Unlike workers, McMurtry writes when he has to and rarely before. He tours for much of the time between albums and only goes into the studio when he feels like he’s traveled as far as he can on the songs he’s got. His most recent album, Complicated Game, doesn’t have the overtly political moments of Childish Things and Just Us Kids—his last two albums of new material. Instead, it focuses more on stories and people; any political statements are extensions of their dramas. “Carlisle’s Haul” depicts a commercial fisherman fishing out of season because he needs the money, and while McMurtry sympathizes with his plight, he doesn’t share his politics.
“I believe we ought to regulate fisheries so we’ll still have them,” he says. “But I don’t make my living as a commercial fisherman like that guy does.”
In the past, recording for McMurtry meant going into the studio with his band and banging out takes until they have one “with some life in it.” When C.C. Adcock and Mike Napolitano produced Complicated Game in New Orleans, it was nothing like that. McMurtry met Adcock at The Continental Club, where both play when they’re in Austin, and they developed a relationship there. In the studio, Adcock and Napolitano built the songs track by track. “I’d come in and do a take with vocal and guitar to a click track, then do a clean guitar track with no vocal on it,” McMurtry says. “Then we’d replace the vocal, and then we’d listen and go, Okay, do we want to add drums to this or not?”
That’s not his preferred way of working, but it suited the realities of his career. McMurtry’s money comes on the road, and even if he had the money to hole up in a studio for a month or so to make an album, he and his band can’t take a month without gigs. Instead, he’d come to New Orleans, lay down some tracks for a few days, then fly back to Austin, get in the van with the band and go to work. “Meanwhile, Charles and Nappy would go through the tapes saying, Okay, do we want Ivan [Neville] to sing on that?” Adcock and Napolitano brought in former Heartbreaker Benmont Tench for a week to lay down organ parts for the album, and he got his parts done without ever meeting McMurtry. McMurtry did, however, see one of Neville’s harmony vocal sessions and was blown away. Or as blown away McMurtry can be.

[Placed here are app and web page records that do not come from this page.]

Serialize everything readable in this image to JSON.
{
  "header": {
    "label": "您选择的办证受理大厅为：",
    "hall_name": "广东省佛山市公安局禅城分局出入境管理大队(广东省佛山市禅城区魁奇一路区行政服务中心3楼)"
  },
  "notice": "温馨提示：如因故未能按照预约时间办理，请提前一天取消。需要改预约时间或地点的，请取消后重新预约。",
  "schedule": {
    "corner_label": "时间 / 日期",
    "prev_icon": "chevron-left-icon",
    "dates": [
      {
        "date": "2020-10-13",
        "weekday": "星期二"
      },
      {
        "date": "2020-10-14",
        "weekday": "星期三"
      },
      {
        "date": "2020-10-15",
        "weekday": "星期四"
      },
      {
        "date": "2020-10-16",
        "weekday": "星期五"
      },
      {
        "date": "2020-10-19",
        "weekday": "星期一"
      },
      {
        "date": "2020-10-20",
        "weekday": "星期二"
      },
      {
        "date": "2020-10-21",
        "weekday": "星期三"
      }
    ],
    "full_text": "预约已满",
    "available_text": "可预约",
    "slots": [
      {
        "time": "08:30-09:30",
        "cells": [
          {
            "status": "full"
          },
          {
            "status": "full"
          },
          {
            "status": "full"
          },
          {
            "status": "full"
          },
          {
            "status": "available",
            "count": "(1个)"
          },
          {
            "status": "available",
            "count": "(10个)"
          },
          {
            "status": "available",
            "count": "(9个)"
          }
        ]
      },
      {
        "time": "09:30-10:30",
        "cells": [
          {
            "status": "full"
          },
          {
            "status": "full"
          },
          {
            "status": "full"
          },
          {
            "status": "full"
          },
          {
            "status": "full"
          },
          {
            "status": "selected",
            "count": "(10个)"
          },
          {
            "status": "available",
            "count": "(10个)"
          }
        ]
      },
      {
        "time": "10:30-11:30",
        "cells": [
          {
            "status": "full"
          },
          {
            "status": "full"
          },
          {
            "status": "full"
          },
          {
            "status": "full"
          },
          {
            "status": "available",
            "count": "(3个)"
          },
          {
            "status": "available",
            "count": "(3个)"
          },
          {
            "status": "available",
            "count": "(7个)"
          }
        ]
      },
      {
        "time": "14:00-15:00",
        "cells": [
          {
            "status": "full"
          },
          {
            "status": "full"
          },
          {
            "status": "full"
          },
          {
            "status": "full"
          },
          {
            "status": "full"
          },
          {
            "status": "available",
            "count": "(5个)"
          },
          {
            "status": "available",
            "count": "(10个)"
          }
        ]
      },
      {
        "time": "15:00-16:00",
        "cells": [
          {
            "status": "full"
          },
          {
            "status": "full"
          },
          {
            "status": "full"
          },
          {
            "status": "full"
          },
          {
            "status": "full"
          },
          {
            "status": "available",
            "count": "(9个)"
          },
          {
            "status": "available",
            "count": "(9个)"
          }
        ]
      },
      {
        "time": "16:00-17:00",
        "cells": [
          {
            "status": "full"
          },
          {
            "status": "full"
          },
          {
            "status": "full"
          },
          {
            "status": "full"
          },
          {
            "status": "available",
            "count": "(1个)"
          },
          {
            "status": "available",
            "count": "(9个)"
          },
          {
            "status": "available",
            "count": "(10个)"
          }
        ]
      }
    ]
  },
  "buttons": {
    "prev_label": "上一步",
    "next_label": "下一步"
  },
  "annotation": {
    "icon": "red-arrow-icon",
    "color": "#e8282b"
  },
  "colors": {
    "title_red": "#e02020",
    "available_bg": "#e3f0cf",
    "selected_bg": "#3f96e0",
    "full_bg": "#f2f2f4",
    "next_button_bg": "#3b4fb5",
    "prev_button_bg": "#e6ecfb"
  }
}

“I’ve never seen a harmony session go that smooth,” he says. “Harmony and vocal sessions can be painful, trying to get a singer to match your phrasing and sing the right notes at the right time can be hard. Ivan walked in there and nailed it.”

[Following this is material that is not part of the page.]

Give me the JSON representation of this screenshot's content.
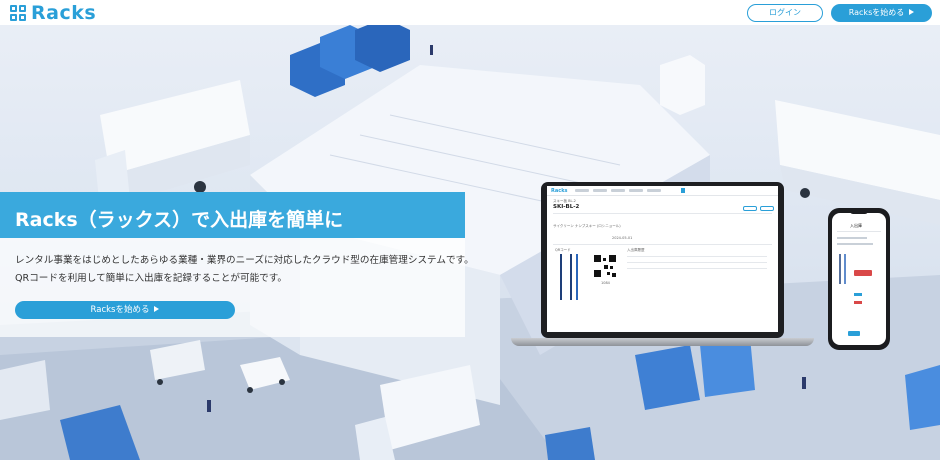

The precise language and storytelling in McMurtry’s songs suggest that his lyrics are carefully crafted. The vocabulary of “Carlisle’s Haul” is so specific that it’s easy to imagine him doing research to find it, but that wasn’t the case. What little he knows he picked up as a teenager in the ’70s while visiting a friend’s summer house near the mouth of the Potomac River. For the most part, McMurtry writes syllable by syllable, finding his story a detail and action at a time. Because the characters in his stories are so concrete, it’s tempting to assume that he has thought them through. That, like most assumptions and conclusions you’re inclined to draw about James McMurtry, would be wrong. How well does he know the people in his songs? “About as well as you know someone at the end of the bar who you talked to for three hours for no particular reason.”

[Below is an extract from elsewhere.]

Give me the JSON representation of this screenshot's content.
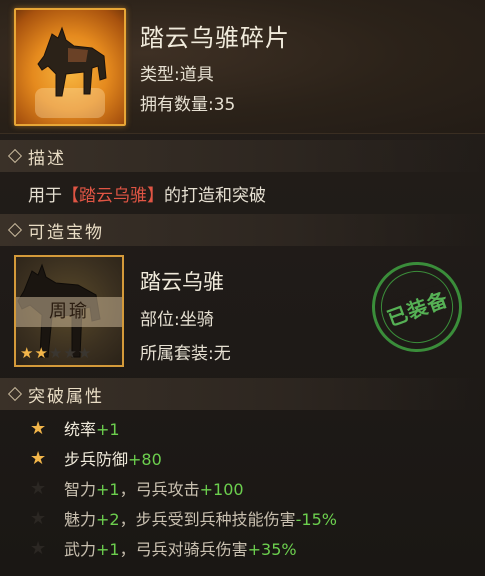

How well does he have to know them? “Not well at all. You just have to have enough words to make the song.”